── Data to examine ──
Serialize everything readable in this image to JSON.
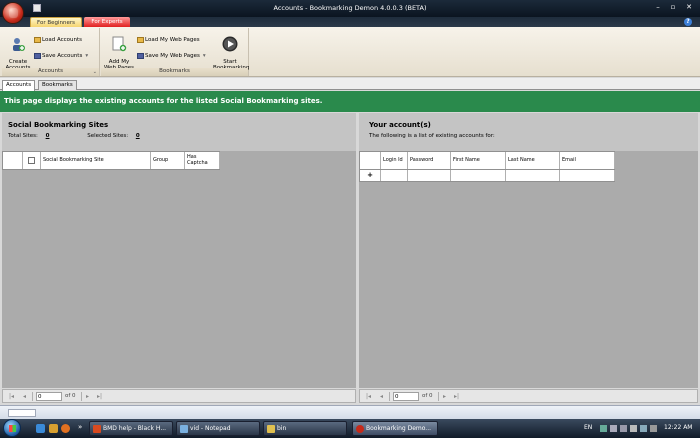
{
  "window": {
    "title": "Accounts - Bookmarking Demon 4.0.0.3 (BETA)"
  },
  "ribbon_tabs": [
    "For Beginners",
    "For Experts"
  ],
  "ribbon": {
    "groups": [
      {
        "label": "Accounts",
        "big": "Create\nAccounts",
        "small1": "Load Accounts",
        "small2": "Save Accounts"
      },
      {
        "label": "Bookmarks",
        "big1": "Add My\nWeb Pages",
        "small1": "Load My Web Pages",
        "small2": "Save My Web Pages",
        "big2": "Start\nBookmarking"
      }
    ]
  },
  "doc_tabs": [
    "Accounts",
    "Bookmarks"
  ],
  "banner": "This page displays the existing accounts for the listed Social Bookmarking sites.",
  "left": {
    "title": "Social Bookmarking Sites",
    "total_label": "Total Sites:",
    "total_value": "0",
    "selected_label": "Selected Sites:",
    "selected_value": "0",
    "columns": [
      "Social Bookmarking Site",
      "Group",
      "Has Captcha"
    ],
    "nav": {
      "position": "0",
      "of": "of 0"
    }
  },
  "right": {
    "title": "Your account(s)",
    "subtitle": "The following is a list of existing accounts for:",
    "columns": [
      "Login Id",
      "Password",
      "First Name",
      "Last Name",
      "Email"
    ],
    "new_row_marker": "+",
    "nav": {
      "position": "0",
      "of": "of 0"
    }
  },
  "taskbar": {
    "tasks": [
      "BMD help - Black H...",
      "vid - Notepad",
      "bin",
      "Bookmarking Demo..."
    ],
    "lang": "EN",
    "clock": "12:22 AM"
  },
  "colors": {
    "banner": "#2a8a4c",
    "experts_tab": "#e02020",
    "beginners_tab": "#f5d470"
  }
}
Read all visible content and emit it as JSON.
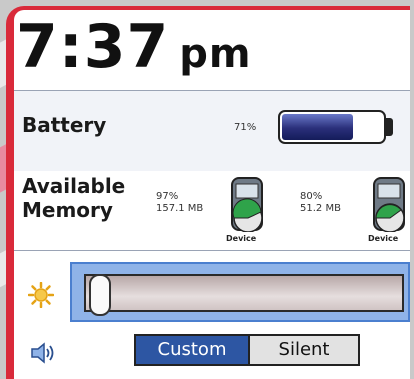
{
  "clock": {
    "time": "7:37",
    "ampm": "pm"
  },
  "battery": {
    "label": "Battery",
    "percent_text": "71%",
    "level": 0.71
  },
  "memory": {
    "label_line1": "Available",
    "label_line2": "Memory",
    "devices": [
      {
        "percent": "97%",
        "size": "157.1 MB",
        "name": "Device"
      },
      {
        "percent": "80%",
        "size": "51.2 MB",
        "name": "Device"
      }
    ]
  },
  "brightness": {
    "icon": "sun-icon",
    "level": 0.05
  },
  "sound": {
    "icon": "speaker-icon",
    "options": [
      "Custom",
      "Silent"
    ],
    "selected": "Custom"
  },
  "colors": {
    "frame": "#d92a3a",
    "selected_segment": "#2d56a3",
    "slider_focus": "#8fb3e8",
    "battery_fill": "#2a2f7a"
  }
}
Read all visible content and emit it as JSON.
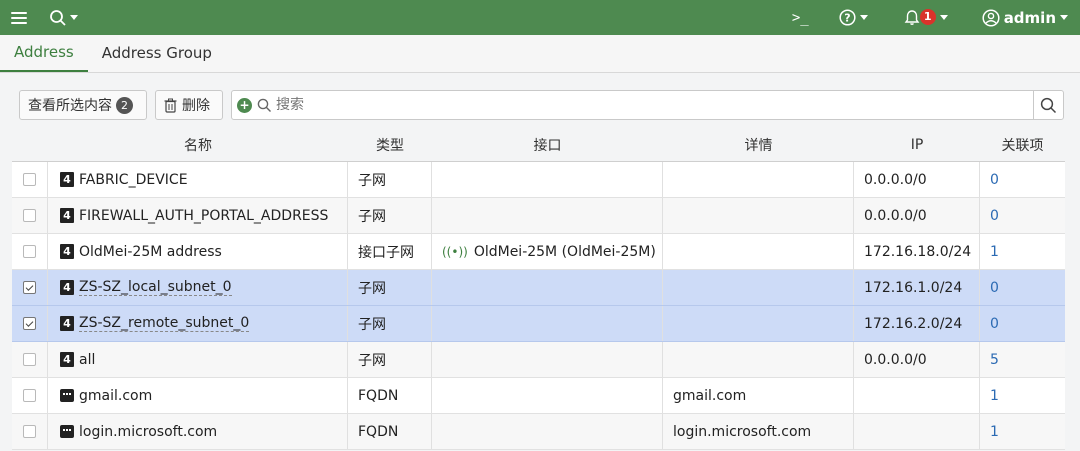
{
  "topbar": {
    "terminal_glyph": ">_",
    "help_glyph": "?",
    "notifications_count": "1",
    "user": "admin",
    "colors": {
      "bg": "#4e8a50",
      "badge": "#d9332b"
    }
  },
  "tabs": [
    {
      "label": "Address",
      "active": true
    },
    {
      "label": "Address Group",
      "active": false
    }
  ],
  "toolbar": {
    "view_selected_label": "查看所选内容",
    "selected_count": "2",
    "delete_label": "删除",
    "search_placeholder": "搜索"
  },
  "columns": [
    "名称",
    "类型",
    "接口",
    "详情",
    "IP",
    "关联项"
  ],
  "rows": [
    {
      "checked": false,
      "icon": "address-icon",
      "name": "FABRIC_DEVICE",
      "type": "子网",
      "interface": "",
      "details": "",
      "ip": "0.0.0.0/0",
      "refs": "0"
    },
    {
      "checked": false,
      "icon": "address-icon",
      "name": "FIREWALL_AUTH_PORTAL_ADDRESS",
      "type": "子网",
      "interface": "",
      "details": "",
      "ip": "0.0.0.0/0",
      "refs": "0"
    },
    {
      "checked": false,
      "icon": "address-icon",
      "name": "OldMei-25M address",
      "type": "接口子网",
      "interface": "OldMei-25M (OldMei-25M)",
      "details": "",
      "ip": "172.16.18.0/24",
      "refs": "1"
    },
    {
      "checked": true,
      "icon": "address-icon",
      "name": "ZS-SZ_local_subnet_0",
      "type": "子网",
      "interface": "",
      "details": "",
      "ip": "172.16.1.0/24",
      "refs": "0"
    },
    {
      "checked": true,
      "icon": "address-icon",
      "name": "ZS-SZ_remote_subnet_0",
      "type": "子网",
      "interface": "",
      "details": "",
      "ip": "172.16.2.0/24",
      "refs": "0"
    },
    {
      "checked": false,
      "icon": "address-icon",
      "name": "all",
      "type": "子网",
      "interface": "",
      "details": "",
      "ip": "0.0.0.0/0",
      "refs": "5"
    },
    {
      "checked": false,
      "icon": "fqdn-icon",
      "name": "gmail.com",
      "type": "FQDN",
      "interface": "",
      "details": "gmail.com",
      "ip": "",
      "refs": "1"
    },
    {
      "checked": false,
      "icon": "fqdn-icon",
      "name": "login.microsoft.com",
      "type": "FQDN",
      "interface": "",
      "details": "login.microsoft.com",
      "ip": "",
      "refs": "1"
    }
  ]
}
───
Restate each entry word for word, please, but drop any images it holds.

Serialize everything readable in this image to JSON.
{
  "window": {
    "title": "Accounts - Bookmarking Demon 4.0.0.3 (BETA)"
  },
  "ribbon_tabs": [
    "For Beginners",
    "For Experts"
  ],
  "ribbon": {
    "groups": [
      {
        "label": "Accounts",
        "big": "Create\nAccounts",
        "small1": "Load Accounts",
        "small2": "Save Accounts"
      },
      {
        "label": "Bookmarks",
        "big1": "Add My\nWeb Pages",
        "small1": "Load My Web Pages",
        "small2": "Save My Web Pages",
        "big2": "Start\nBookmarking"
      }
    ]
  },
  "doc_tabs": [
    "Accounts",
    "Bookmarks"
  ],
  "banner": "This page displays the existing accounts for the listed Social Bookmarking sites.",
  "left": {
    "title": "Social Bookmarking Sites",
    "total_label": "Total Sites:",
    "total_value": "0",
    "selected_label": "Selected Sites:",
    "selected_value": "0",
    "columns": [
      "Social Bookmarking Site",
      "Group",
      "Has Captcha"
    ],
    "nav": {
      "position": "0",
      "of": "of 0"
    }
  },
  "right": {
    "title": "Your account(s)",
    "subtitle": "The following is a list of existing accounts for:",
    "columns": [
      "Login Id",
      "Password",
      "First Name",
      "Last Name",
      "Email"
    ],
    "new_row_marker": "+",
    "nav": {
      "position": "0",
      "of": "of 0"
    }
  },
  "taskbar": {
    "tasks": [
      "BMD help - Black H...",
      "vid - Notepad",
      "bin",
      "Bookmarking Demo..."
    ],
    "lang": "EN",
    "clock": "12:22 AM"
  },
  "colors": {
    "banner": "#2a8a4c",
    "experts_tab": "#e02020",
    "beginners_tab": "#f5d470"
  }
}
Read all visible content and emit it as JSON.
{
  "clock": {
    "time": "7:37",
    "ampm": "pm"
  },
  "battery": {
    "label": "Battery",
    "percent_text": "71%",
    "level": 0.71
  },
  "memory": {
    "label_line1": "Available",
    "label_line2": "Memory",
    "devices": [
      {
        "percent": "97%",
        "size": "157.1 MB",
        "name": "Device"
      },
      {
        "percent": "80%",
        "size": "51.2 MB",
        "name": "Device"
      }
    ]
  },
  "brightness": {
    "icon": "sun-icon",
    "level": 0.05
  },
  "sound": {
    "icon": "speaker-icon",
    "options": [
      "Custom",
      "Silent"
    ],
    "selected": "Custom"
  },
  "colors": {
    "frame": "#d92a3a",
    "selected_segment": "#2d56a3",
    "slider_focus": "#8fb3e8",
    "battery_fill": "#2a2f7a"
  }
}
Read all visible content and emit it as JSON.
{
  "topbar": {
    "terminal_glyph": ">_",
    "help_glyph": "?",
    "notifications_count": "1",
    "user": "admin",
    "colors": {
      "bg": "#4e8a50",
      "badge": "#d9332b"
    }
  },
  "tabs": [
    {
      "label": "Address",
      "active": true
    },
    {
      "label": "Address Group",
      "active": false
    }
  ],
  "toolbar": {
    "view_selected_label": "查看所选内容",
    "selected_count": "2",
    "delete_label": "删除",
    "search_placeholder": "搜索"
  },
  "columns": [
    "名称",
    "类型",
    "接口",
    "详情",
    "IP",
    "关联项"
  ],
  "rows": [
    {
      "checked": false,
      "icon": "address-icon",
      "name": "FABRIC_DEVICE",
      "type": "子网",
      "interface": "",
      "details": "",
      "ip": "0.0.0.0/0",
      "refs": "0"
    },
    {
      "checked": false,
      "icon": "address-icon",
      "name": "FIREWALL_AUTH_PORTAL_ADDRESS",
      "type": "子网",
      "interface": "",
      "details": "",
      "ip": "0.0.0.0/0",
      "refs": "0"
    },
    {
      "checked": false,
      "icon": "address-icon",
      "name": "OldMei-25M address",
      "type": "接口子网",
      "interface": "OldMei-25M (OldMei-25M)",
      "details": "",
      "ip": "172.16.18.0/24",
      "refs": "1"
    },
    {
      "checked": true,
      "icon": "address-icon",
      "name": "ZS-SZ_local_subnet_0",
      "type": "子网",
      "interface": "",
      "details": "",
      "ip": "172.16.1.0/24",
      "refs": "0"
    },
    {
      "checked": true,
      "icon": "address-icon",
      "name": "ZS-SZ_remote_subnet_0",
      "type": "子网",
      "interface": "",
      "details": "",
      "ip": "172.16.2.0/24",
      "refs": "0"
    },
    {
      "checked": false,
      "icon": "address-icon",
      "name": "all",
      "type": "子网",
      "interface": "",
      "details": "",
      "ip": "0.0.0.0/0",
      "refs": "5"
    },
    {
      "checked": false,
      "icon": "fqdn-icon",
      "name": "gmail.com",
      "type": "FQDN",
      "interface": "",
      "details": "gmail.com",
      "ip": "",
      "refs": "1"
    },
    {
      "checked": false,
      "icon": "fqdn-icon",
      "name": "login.microsoft.com",
      "type": "FQDN",
      "interface": "",
      "details": "login.microsoft.com",
      "ip": "",
      "refs": "1"
    }
  ]
}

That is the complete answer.